3. Unrealistic Project Schedule
To secure the bid, promising an unrealistic project schedule can have fas-reaching consequences. It may be tempting to appease the client by giving an overly optimistic timeline. However, doing so came up with severe problems during project execution.
If the construction project covers several phases, it develops strain on the construction team and subcontractor due to the aggressive expedited project schedule. This can lead to employee burnout, high turnover rates, and a decline in productivity.
To avoid such predicaments, Collaborate with your construction team, subcontractors, and suppliers to gain valuable input and ensure that the proposed timeline aligns with their expertise.
4. Inadequate Risk Assessment
Construction projects inherent various risks, including weather-related delays, material shortages, unforeseen site conditions, regulatory changes, and more.
Inadequate risk assessment is one of the major mistakes in construction bidding. If a contractor neglects the importance of considering the local weather and historical weather data and presents a bid proposal with a rushed approach, it undermines thoroughness and attention to detail, increasing the probability to face weather-related challenges.
By proactively identifying, contractors can reduce the chances of inadequate risks and can minimize the impact of unforeseen events on their financial interests.
5. Not Researching Competitors
In the competitive landscape of construction bidding, ignoring to research and analyze competitors can have severe drawbacks. Understanding the capabilities, strengths, and pricing strategies of your competitors is for effectively positioning your bid and increasing your chances of success.
By not analyzing competitors’ pricing strategies, a contractor may unknowingly submit a bid that is either overpriced or underpriced compared to the market average. Overpricing may result in losing the bid due to being non-competitive while underpricing can lead to reduced profit margins or even financial losses.
6. Poor Communication

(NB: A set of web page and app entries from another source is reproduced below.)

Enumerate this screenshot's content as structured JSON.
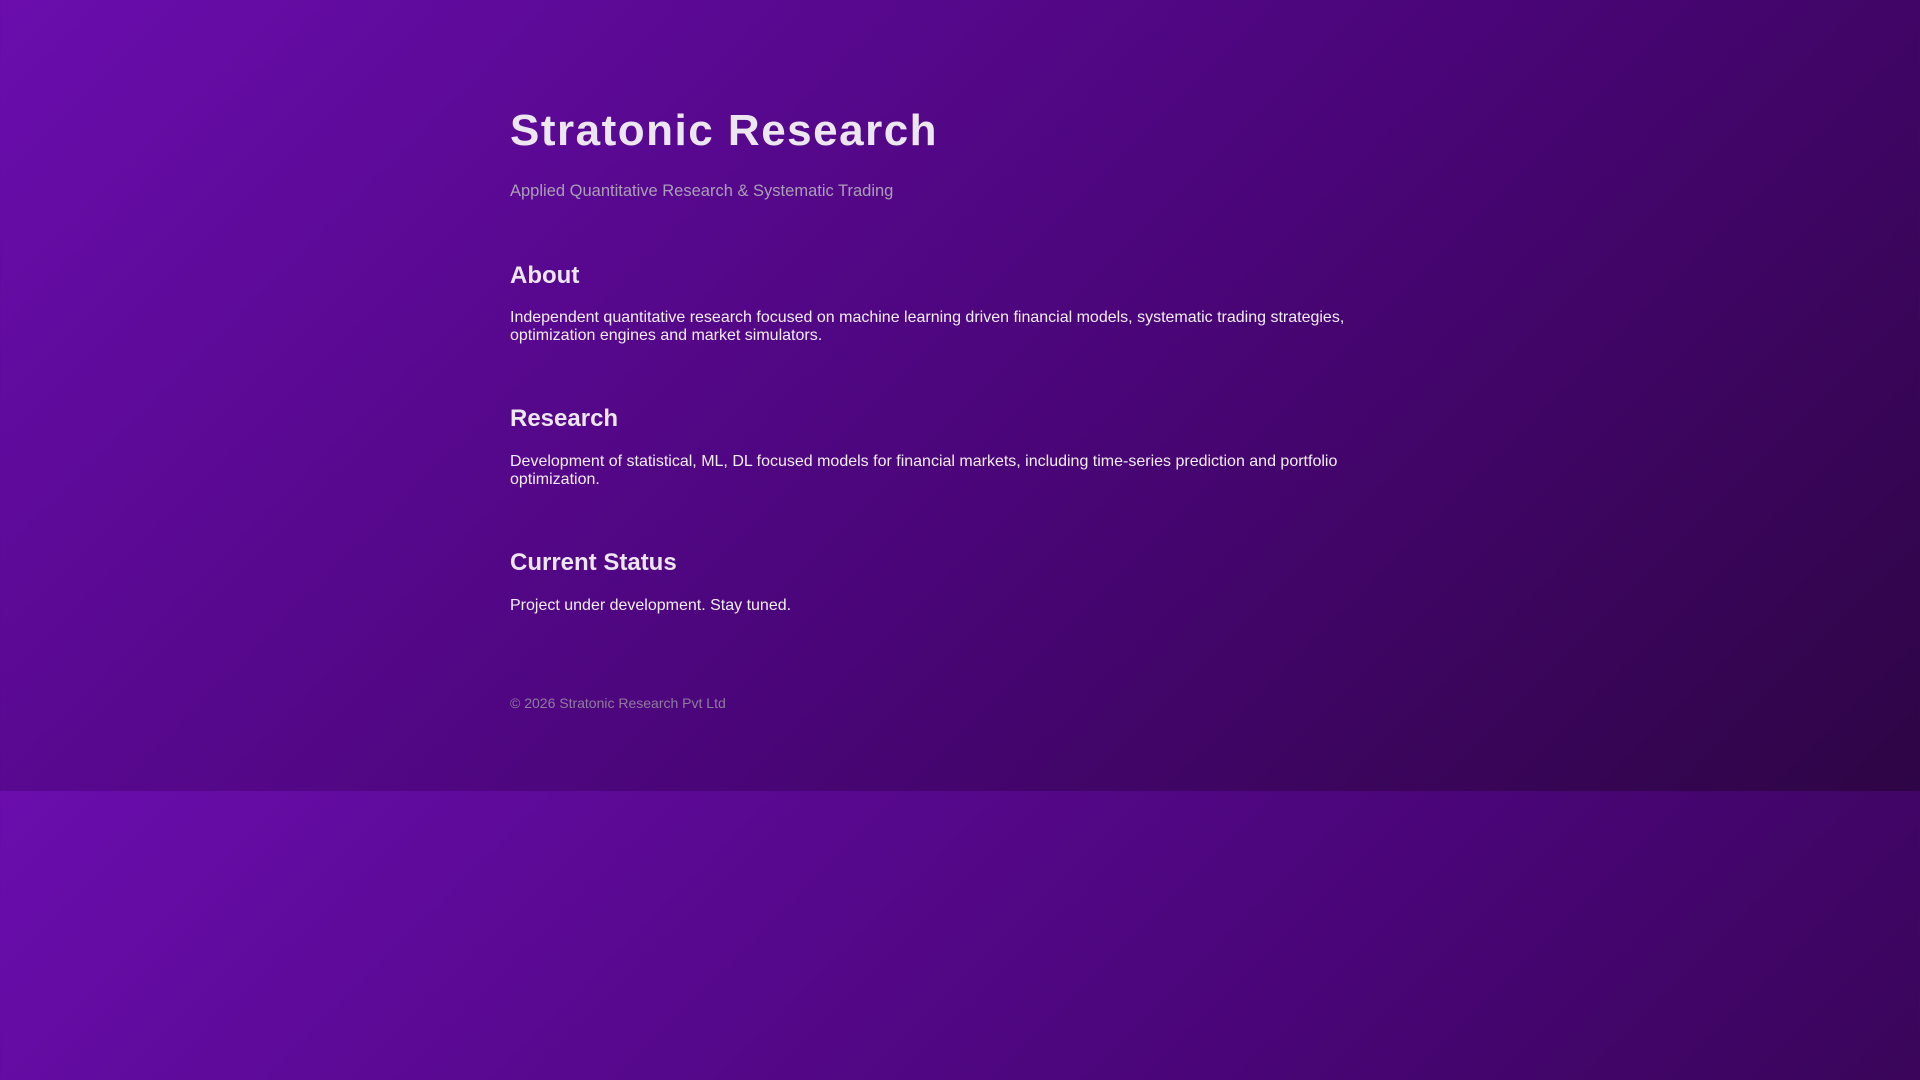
{
  "header": {
    "title": "Stratonic Research",
    "subtitle": "Applied Quantitative Research & Systematic Trading"
  },
  "sections": [
    {
      "heading": "About",
      "text": "Independent quantitative research focused on machine learning driven financial models, systematic trading strategies, optimization engines and market simulators."
    },
    {
      "heading": "Research",
      "text": "Development of statistical, ML, DL focused models for financial markets, including time-series prediction and portfolio optimization."
    },
    {
      "heading": "Current Status",
      "text": "Project under development. Stay tuned."
    }
  ],
  "footer": {
    "copyright": "© 2026 Stratonic Research Pvt Ltd"
  },
  "colors": {
    "gradient_start": "#6a0dad",
    "gradient_end": "#2e0545"
  }
}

Effective communication plays a vital role throughout the construction bidding process. Good communication with clients, subcontractors, and suppliers can have fruitful effects. Neglecting communication can cause misunderstandings and disruptions in the project. Poor communication can lead to misconceptions about project timelines. These misunderstandings can create confusion, disputes, and costly revisions later in the project, impacting both the timeline and the budget.

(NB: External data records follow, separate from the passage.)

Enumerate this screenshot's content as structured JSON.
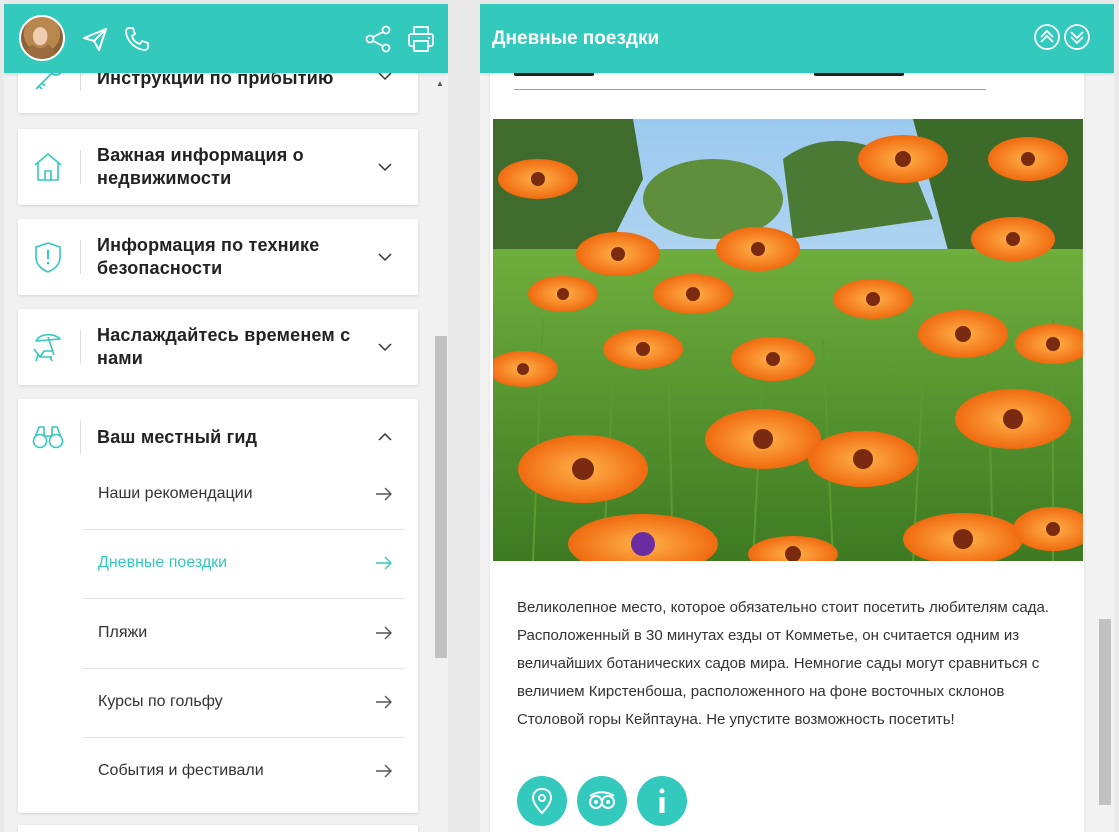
{
  "left": {
    "header": {
      "icons": [
        "avatar",
        "send-icon",
        "phone-icon",
        "share-icon",
        "print-icon"
      ]
    },
    "sections": [
      {
        "title": "Инструкции по прибытию",
        "icon": "key-icon"
      },
      {
        "title": "Важная информация о недвижимости",
        "icon": "house-icon"
      },
      {
        "title": "Информация по технике безопасности",
        "icon": "shield-alert-icon"
      },
      {
        "title": "Наслаждайтесь временем с нами",
        "icon": "beach-chair-icon"
      },
      {
        "title": "Ваш местный гид",
        "icon": "binoculars-icon",
        "expanded": true
      }
    ],
    "guide_items": [
      {
        "label": "Наши рекомендации",
        "active": false
      },
      {
        "label": "Дневные поездки",
        "active": true
      },
      {
        "label": "Пляжи",
        "active": false
      },
      {
        "label": "Курсы по гольфу",
        "active": false
      },
      {
        "label": "События и фестивали",
        "active": false
      }
    ]
  },
  "right": {
    "title": "Дневные поездки",
    "description": "Великолепное место, которое обязательно стоит посетить любителям сада. Расположенный в 30 минутах езды от Комметье, он считается одним из величайших ботанических садов мира. Немногие сады могут сравниться с величием Кирстенбоша, расположенного на фоне восточных склонов Столовой горы Кейптауна. Не упустите возможность посетить!",
    "actions": [
      "map-pin-icon",
      "tripadvisor-icon",
      "info-icon"
    ]
  },
  "colors": {
    "accent": "#33c9bd",
    "text": "#222222"
  }
}
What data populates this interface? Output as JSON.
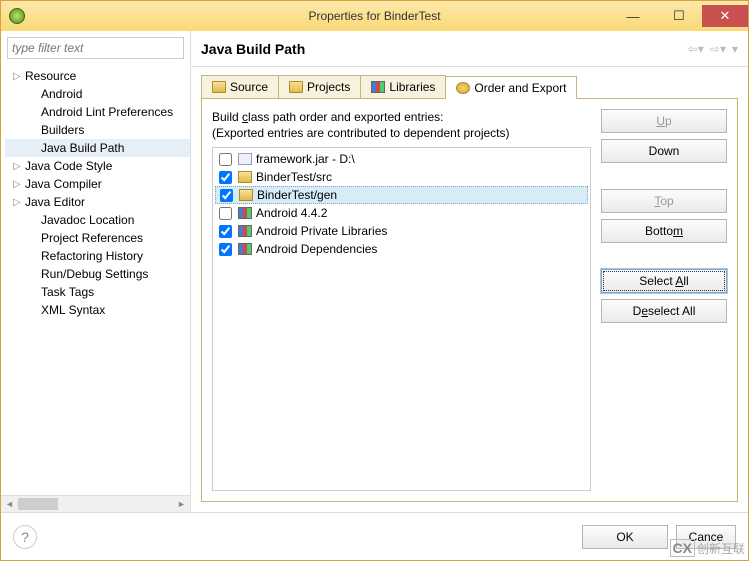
{
  "title": "Properties for BinderTest",
  "filter_placeholder": "type filter text",
  "tree": [
    {
      "label": "Resource",
      "expandable": true
    },
    {
      "label": "Android",
      "child": true
    },
    {
      "label": "Android Lint Preferences",
      "child": true
    },
    {
      "label": "Builders",
      "child": true
    },
    {
      "label": "Java Build Path",
      "child": true,
      "selected": true
    },
    {
      "label": "Java Code Style",
      "expandable": true
    },
    {
      "label": "Java Compiler",
      "expandable": true
    },
    {
      "label": "Java Editor",
      "expandable": true
    },
    {
      "label": "Javadoc Location",
      "child": true
    },
    {
      "label": "Project References",
      "child": true
    },
    {
      "label": "Refactoring History",
      "child": true
    },
    {
      "label": "Run/Debug Settings",
      "child": true
    },
    {
      "label": "Task Tags",
      "child": true
    },
    {
      "label": "XML Syntax",
      "child": true
    }
  ],
  "page_heading": "Java Build Path",
  "tabs": {
    "source": "Source",
    "projects": "Projects",
    "libraries": "Libraries",
    "order_export": "Order and Export"
  },
  "desc_line1_pre": "Build ",
  "desc_line1_u": "c",
  "desc_line1_post": "lass path order and exported entries:",
  "desc_line2": "(Exported entries are contributed to dependent projects)",
  "entries": [
    {
      "checked": false,
      "icon": "jar",
      "label": "framework.jar - D:\\"
    },
    {
      "checked": true,
      "indeterminate": true,
      "icon": "folder",
      "label": "BinderTest/src"
    },
    {
      "checked": true,
      "indeterminate": true,
      "icon": "folder",
      "label": "BinderTest/gen",
      "selected": true
    },
    {
      "checked": false,
      "icon": "lib",
      "label": "Android 4.4.2"
    },
    {
      "checked": true,
      "icon": "lib",
      "label": "Android Private Libraries"
    },
    {
      "checked": true,
      "icon": "lib",
      "label": "Android Dependencies"
    }
  ],
  "buttons": {
    "up_u": "U",
    "up_post": "p",
    "down": "Down",
    "top_pre": "",
    "top_u": "T",
    "top_post": "op",
    "bottom_pre": "Botto",
    "bottom_u": "m",
    "bottom_post": "",
    "selectall_pre": "Select ",
    "selectall_u": "A",
    "selectall_post": "ll",
    "deselectall_pre": "D",
    "deselectall_u": "e",
    "deselectall_post": "select All"
  },
  "footer": {
    "ok": "OK",
    "cancel": "Cance"
  },
  "watermark": "创新互联"
}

It is important to make strategies that prioritize effective communication. To establish a clear channel of communication, a construction company need to work on different communication mediums such as email and project management software that helps to arrange regular project meeting and ensure the deliverance of proper updates and progress report to the client.
Moreover, active listening is important. Contractors should attentively listen to the concerns and needs of their clients and labor, thus fostering stronger working relationships and ensuring successful project outcomes.
7. Overlooking Site Conditions
To gather first-hand information and gain valuable insight into the site is an exciting opportunity for the subcontractor. It will help to identify any potential obstacles or challenges that may affect the construction work. It gives the opportunity to help make well-informed decisions and accurate estimations. During the site visit, the contractor gets a chance to understand the site’s terrain, evaluate the composition of its soil, and examine the structure.
Engaging in a site visit helps to analyze the viability of the proposed project and identify potential risks or limitations. Thus, it empowers you to make necessary adjustments according to your plans.
Construction bidding is a complex process that demands attention to detail, strategic thinking, and thorough planning.
Take the time to plan carefully, band together with your team, and communicate transparently with your clients. Striking the right balance will not only secure profitable projects but also establish your credibility and trustworthiness.
Bidding mistakes may happen, but learning from them and continuously improving will set you apart from the competition.